Family therapy is more effective than traditional solo psychotherapy in helping teens with bulimia to abstain from bingeing and purging, a new study shows.
The study is the first in the U.S. to evaluate any treatment for bulimia nervosa in adolescents, Dr. Daniel le Grange of the University of Chicago, the study’s lead author, told Reuters Health. He and his colleagues tested a family-based treatment modeled on an effective therapeutic strategy for anorexia nervosa in adolescents known as the Maudsley approach.
In the U.S., le Grange noted, psychotherapy in which a person meets with a therapist to understand the emotional issues involved in their eating disorder is currently the standard treatment for bulimia nervosa.

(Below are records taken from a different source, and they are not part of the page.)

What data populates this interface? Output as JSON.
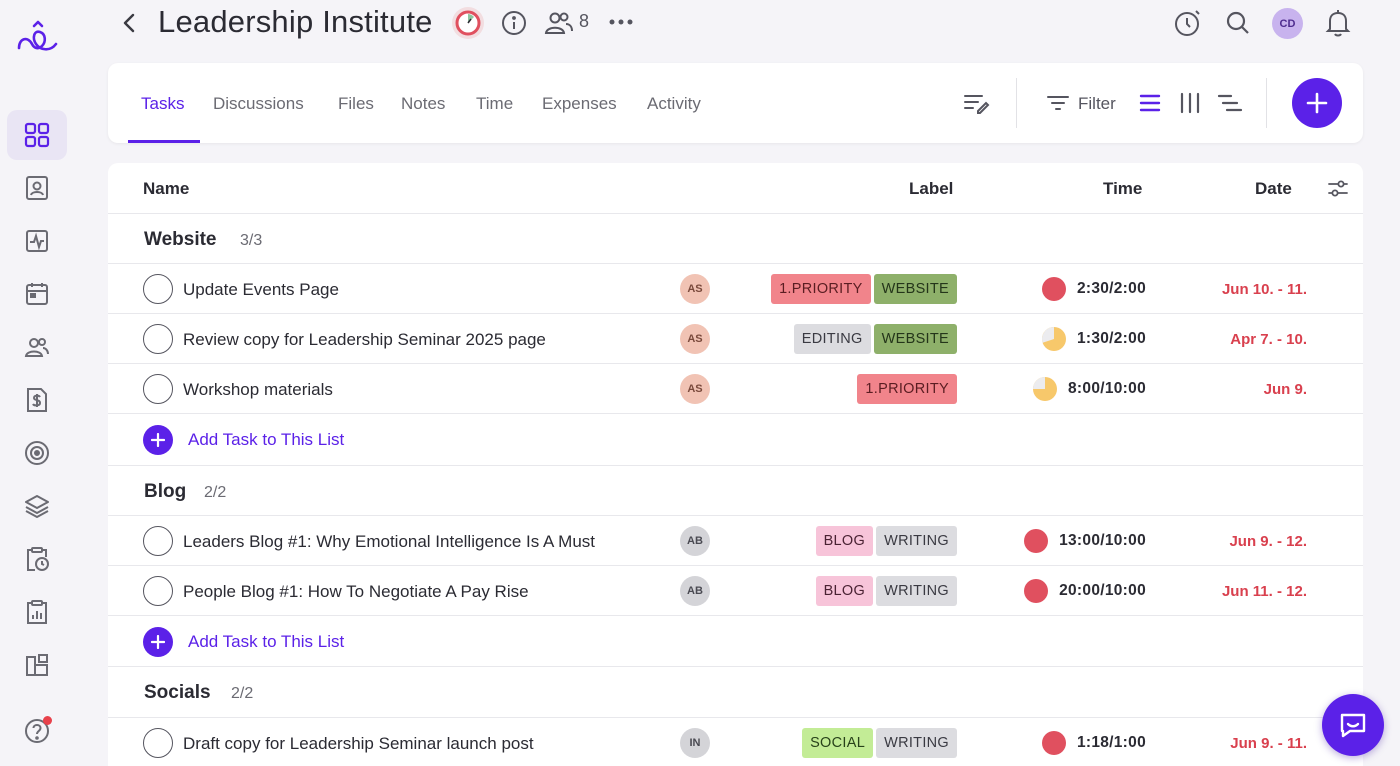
{
  "header": {
    "title": "Leadership Institute",
    "member_count": "8",
    "user_initials": "CD"
  },
  "tabs": [
    {
      "label": "Tasks",
      "active": true
    },
    {
      "label": "Discussions"
    },
    {
      "label": "Files"
    },
    {
      "label": "Notes"
    },
    {
      "label": "Time"
    },
    {
      "label": "Expenses"
    },
    {
      "label": "Activity"
    }
  ],
  "toolbar": {
    "filter_label": "Filter"
  },
  "table": {
    "columns": {
      "name": "Name",
      "label": "Label",
      "time": "Time",
      "date": "Date"
    },
    "add_task_label": "Add Task to This List",
    "groups": [
      {
        "title": "Website",
        "count": "3/3",
        "tasks": [
          {
            "name": "Update Events Page",
            "assignee": "AS",
            "labels": [
              "1.PRIORITY",
              "WEBSITE"
            ],
            "time": "2:30/2:00",
            "date": "Jun 10. - 11."
          },
          {
            "name": "Review copy for Leadership Seminar 2025 page",
            "assignee": "AS",
            "labels": [
              "EDITING",
              "WEBSITE"
            ],
            "time": "1:30/2:00",
            "date": "Apr 7. - 10."
          },
          {
            "name": "Workshop materials",
            "assignee": "AS",
            "labels": [
              "1.PRIORITY"
            ],
            "time": "8:00/10:00",
            "date": "Jun 9."
          }
        ]
      },
      {
        "title": "Blog",
        "count": "2/2",
        "tasks": [
          {
            "name": "Leaders Blog #1: Why Emotional Intelligence Is A Must",
            "assignee": "AB",
            "labels": [
              "BLOG",
              "WRITING"
            ],
            "time": "13:00/10:00",
            "date": "Jun 9. - 12."
          },
          {
            "name": "People Blog #1: How To Negotiate A Pay Rise",
            "assignee": "AB",
            "labels": [
              "BLOG",
              "WRITING"
            ],
            "time": "20:00/10:00",
            "date": "Jun 11. - 12."
          }
        ]
      },
      {
        "title": "Socials",
        "count": "2/2",
        "tasks": [
          {
            "name": "Draft copy for Leadership Seminar launch post",
            "assignee": "IN",
            "labels": [
              "SOCIAL",
              "WRITING"
            ],
            "time": "1:18/1:00",
            "date": "Jun 9. - 11."
          }
        ]
      }
    ]
  },
  "colors": {
    "accent": "#5b21e8",
    "overdue_red": "#d9404e",
    "timer_red": "#e0505f",
    "timer_partial": "#f7c86b"
  }
}
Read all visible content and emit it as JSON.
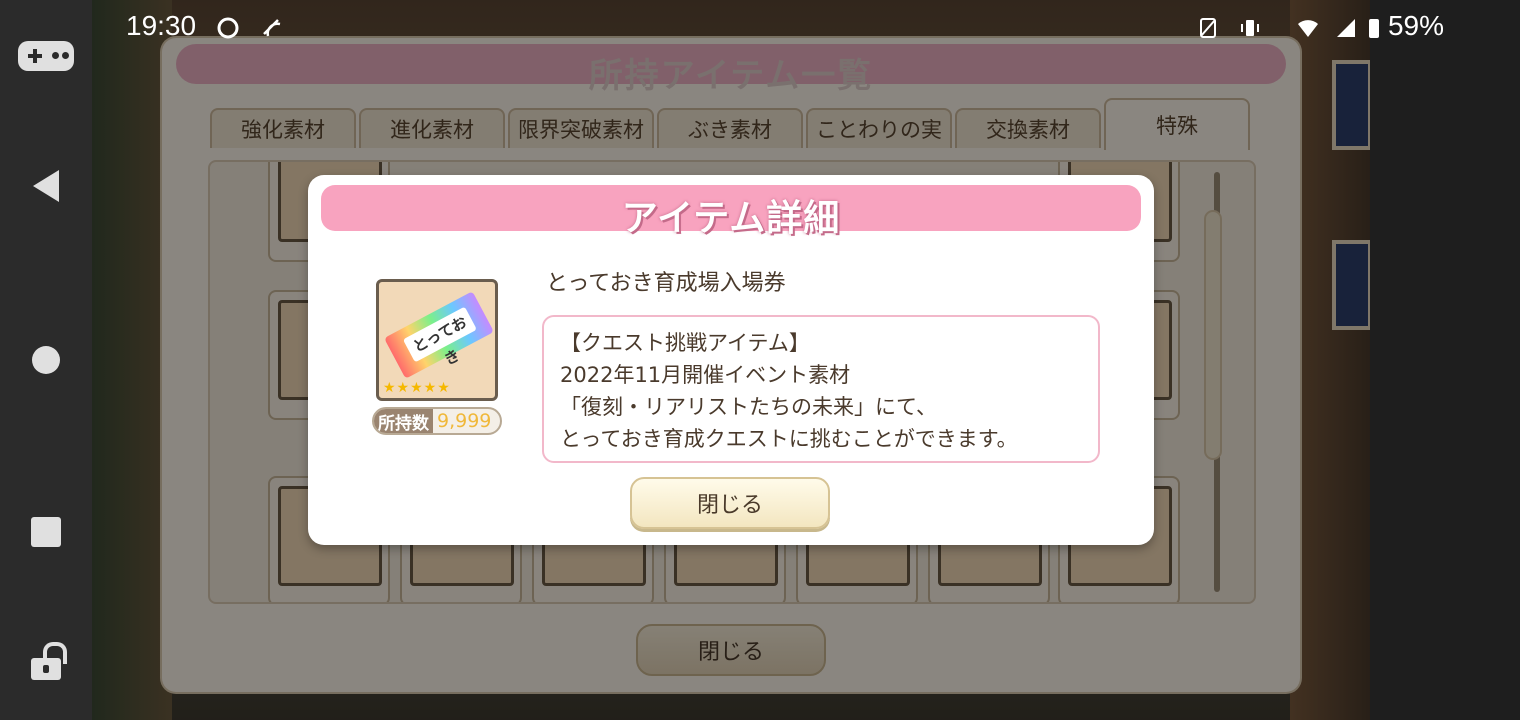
{
  "status_bar": {
    "time": "19:30",
    "battery": "59%",
    "icons": [
      "sync-icon",
      "nfc-icon",
      "no-sim-icon",
      "vibrate-icon",
      "wifi-icon",
      "signal-icon",
      "battery-icon"
    ]
  },
  "nav_rail": {
    "icons": [
      "gamepad-icon",
      "back-icon",
      "home-icon",
      "recents-icon",
      "lock-icon"
    ]
  },
  "panel": {
    "title": "所持アイテム一覧",
    "tabs": [
      "強化素材",
      "進化素材",
      "限界突破素材",
      "ぶき素材",
      "ことわりの実",
      "交換素材",
      "特殊"
    ],
    "active_tab": "特殊",
    "close_label": "閉じる"
  },
  "dialog": {
    "title": "アイテム詳細",
    "item_name": "とっておき育成場入場券",
    "icon_text": "とっておき",
    "icon_stars": "★★★★★",
    "quantity_label": "所持数",
    "quantity_value": "9,999",
    "description_lines": [
      "【クエスト挑戦アイテム】",
      "2022年11月開催イベント素材",
      "「復刻・リアリストたちの未来」にて、",
      "とっておき育成クエストに挑むことができます。"
    ],
    "close_label": "閉じる"
  },
  "colors": {
    "dialog_title_bar": "#f8a3bf",
    "panel_bg": "#fbf4ea",
    "quantity_value": "#f0b83a"
  }
}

To investigate whether getting families involved might make treatment more effective, they randomly assigned 80 adolescent patients (12 to 18 years old) with bulimia to supportive psychotherapy or the family-based approach.
The family-based therapy consists of three phases: in the first, lasting two to three months, patients and their parents meet weekly with a therapist, with the goal of helping parents stop their children from engaging in unhealthy weight-control behaviors.
Family follows three stages
Once the patient is able to abstain from bulimic behavior, the family moves on to the second phase, in which therapy sessions are every other week and the goal is to “transition control over eating issues back to the adolescent,” le Grange and his colleagues explain in the Archives of General Psychiatry.
In the third phase, families meet with the therapist once a month and attempt to address how the eating disorder affects developmental processes in adolescence.
Patients in the supportive therapy arm of the study followed the same basic frequency schedule of therapy meetings, with the goal of exploring emotional problems that may have triggered the disorder.
At the end of treatment, 39 percent of the 41 patients who participated in family-based therapy were completely abstaining from bulimic behaviors, compared to 18 percent of the 39 patients who underwent psychotherapy.
Six months later, 29 percent of patients in the family therapy group were still abstinent, compared to 10 percent of those in the psychotherapy group.
“There’s room for improvement,” said le Grange, who pointed out that he and his colleagues used the rigorous standard of complete abstinence to gauge treatment effectiveness, not whether a patient had merely shown reductions in bingeing and purging behavior.
While family-based treatment for bulimia nervosa is not currently widely available in the U.S., interested parents can seek out practitioners trained in the Maudsley approach for anorexia nervosa, who will be able to adapt the strategy to bulimic patients with the help of a treatment manual, added le Grange.
“I’m excited about what we’ve done,” he concluded, “but I temper my excitement by the fact that this is the first study.”